Exercise: Restate word for word the line with "What's the underlying" and all lines after it; please stop only at the end of the listing below.
Start of Given records
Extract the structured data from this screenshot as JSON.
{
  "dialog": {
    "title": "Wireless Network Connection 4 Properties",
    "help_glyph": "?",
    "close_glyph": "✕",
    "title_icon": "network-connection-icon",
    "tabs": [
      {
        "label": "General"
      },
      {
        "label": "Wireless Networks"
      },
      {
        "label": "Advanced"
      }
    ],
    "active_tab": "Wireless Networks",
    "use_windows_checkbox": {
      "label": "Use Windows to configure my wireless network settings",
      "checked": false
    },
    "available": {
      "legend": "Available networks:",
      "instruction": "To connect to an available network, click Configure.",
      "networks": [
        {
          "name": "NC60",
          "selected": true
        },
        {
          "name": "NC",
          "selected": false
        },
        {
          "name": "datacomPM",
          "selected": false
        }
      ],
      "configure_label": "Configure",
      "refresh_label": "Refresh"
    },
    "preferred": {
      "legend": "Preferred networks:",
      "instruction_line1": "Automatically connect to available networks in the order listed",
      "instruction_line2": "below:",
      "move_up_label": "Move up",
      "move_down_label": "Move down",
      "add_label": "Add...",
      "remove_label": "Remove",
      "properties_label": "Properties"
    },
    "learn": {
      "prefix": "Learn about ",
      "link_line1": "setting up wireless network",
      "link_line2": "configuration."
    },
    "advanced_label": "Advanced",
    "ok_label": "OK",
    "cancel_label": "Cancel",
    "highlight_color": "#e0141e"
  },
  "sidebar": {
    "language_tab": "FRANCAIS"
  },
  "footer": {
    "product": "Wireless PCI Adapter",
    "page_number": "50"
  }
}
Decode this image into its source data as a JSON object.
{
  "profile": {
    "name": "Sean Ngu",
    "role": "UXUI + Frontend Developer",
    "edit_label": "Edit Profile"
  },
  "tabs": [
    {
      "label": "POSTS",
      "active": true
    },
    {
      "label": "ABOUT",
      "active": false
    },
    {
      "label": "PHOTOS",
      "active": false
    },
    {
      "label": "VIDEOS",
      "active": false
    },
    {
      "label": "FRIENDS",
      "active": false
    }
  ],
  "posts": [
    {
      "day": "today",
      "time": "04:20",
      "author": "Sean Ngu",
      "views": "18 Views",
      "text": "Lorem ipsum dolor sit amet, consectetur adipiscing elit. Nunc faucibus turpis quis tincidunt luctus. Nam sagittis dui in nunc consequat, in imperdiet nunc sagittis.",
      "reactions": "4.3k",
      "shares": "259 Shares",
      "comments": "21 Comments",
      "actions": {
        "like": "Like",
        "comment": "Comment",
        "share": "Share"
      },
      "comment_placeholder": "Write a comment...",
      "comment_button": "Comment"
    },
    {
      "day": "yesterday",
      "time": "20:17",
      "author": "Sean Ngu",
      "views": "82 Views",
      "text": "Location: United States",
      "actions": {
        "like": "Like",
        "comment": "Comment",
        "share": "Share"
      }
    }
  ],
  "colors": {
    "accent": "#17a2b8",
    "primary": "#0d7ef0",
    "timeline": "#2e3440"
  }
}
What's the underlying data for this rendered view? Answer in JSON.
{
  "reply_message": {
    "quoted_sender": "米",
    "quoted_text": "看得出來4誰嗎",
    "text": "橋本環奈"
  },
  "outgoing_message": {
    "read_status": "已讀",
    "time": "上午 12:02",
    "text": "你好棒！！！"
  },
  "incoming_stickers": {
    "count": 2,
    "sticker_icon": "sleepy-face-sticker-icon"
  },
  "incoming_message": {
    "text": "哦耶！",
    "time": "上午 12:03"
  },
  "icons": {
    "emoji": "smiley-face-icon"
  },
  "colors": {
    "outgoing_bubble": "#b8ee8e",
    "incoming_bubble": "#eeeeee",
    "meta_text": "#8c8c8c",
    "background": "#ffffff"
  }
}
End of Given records
Output for this task:
What's the underlying data for this rendered view? Answer in JSON.
{
  "reply_message": {
    "quoted_sender": "米",
    "quoted_text": "看得出來4誰嗎",
    "text": "橋本環奈"
  },
  "outgoing_message": {
    "read_status": "已讀",
    "time": "上午 12:02",
    "text": "你好棒！！！"
  },
  "incoming_stickers": {
    "count": 2,
    "sticker_icon": "sleepy-face-sticker-icon"
  },
  "incoming_message": {
    "text": "哦耶！",
    "time": "上午 12:03"
  },
  "icons": {
    "emoji": "smiley-face-icon"
  },
  "colors": {
    "outgoing_bubble": "#b8ee8e",
    "incoming_bubble": "#eeeeee",
    "meta_text": "#8c8c8c",
    "background": "#ffffff"
  }
}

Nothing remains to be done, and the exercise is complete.